Now, it turns out, the New Jersey guy was here apparently visiting a beloved University of New Mexico professor who was allegedly a partner in the hooker deal. I was going to get an earful.
Surprisingly, that was not what Barney had on his mind. It was but 3 p.m. and he had yet to launch his cocktail marathon. “Tell me about this Susana Martinez,” he said. “She doing any good?”
Quickly shifting gears and trying to put together some cogent thoughts, I answered to the effect, well, sure, the governor is doing some good but she needs to learn it can’t be her way or the highway.
I told him the jury is out and won’t return with a verdict until her term is up in three years. If I were to carry a protest sign outside her office it would say, “Susana, you can’t make all the rules!”
If Susana doesn’t like what the Legislature does, she just overrides it with a line item veto or issues some kind of executive command. No one likes that style very much and it will continue to enrage the Legislature with whom she must cooperate to get anything done.
Just recently, I explained, the State Supreme Court had again rebuffed her attempt to legislate. She had line-item vetoed an appropriation. The Legislature had appropriated $150,000 for a program. The governor erased the “1” and made it $50,000.
“I don’t get it,” Barney said, “she is a lawyer. Shouldn’t she understand that stuff?”
“Go figure,” I said.
I told him my particular problem with the governor is her hard line on illegal immigrants.
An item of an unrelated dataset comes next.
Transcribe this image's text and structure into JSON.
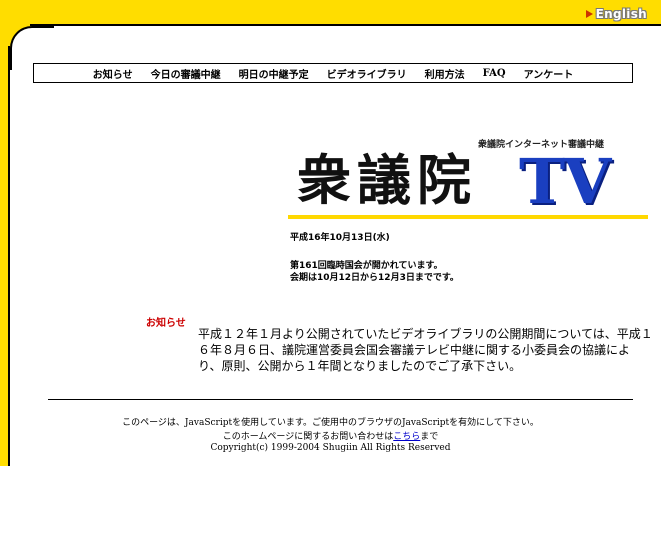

She is determined to repeal a 2003 law that allows immigrants to drive, thus depriving too many really fine people the wherewithal to function in our New Mexico society.
“Good for her,” Barney said. “If a person wants to be an American and do American things like driving, and attending school, and going to Super Bowl parties, he should have had the foresight to belong to families who came over on the Mayflower.”
Cocktail hour had apparently arrived.
“Hold on, my confused friend,” I challenged. “Look, this country has every right to protect its security, and there are some really bad actors among the 11 million undocumented immigrants living here. We can and should crack down on those who would endanger our communities.”
“That’s a no brainer, Barney. Isolate the bad guys. But the debate over driver’s licenses for illegals shouldn’t focus only on the scoundrels, it needs to consider the needs of the thousands of hard-working people like Maria who couldn’t start to support her kids were she unable to get to the housecleaning job. Responsible people should be licensed, irresponsible folks banned from the driver’s seat, regardless of citizenship.”
I was getting warmed up and knew I was also getting on Barney’s nerves. “You know, my friend, we so often hear this is God’s country. True enough, and I am guessing God wants us to share it.”
I waited for a reply but got only silence. “Do I have you thinking?” I asked.
“You do,” Barney said. “When you make a Down and Dirty Dry Martini, and you pour in the three ounces of gin, do you then add a half-ounce or a quarter-ounce of olive juice?”
I hung up.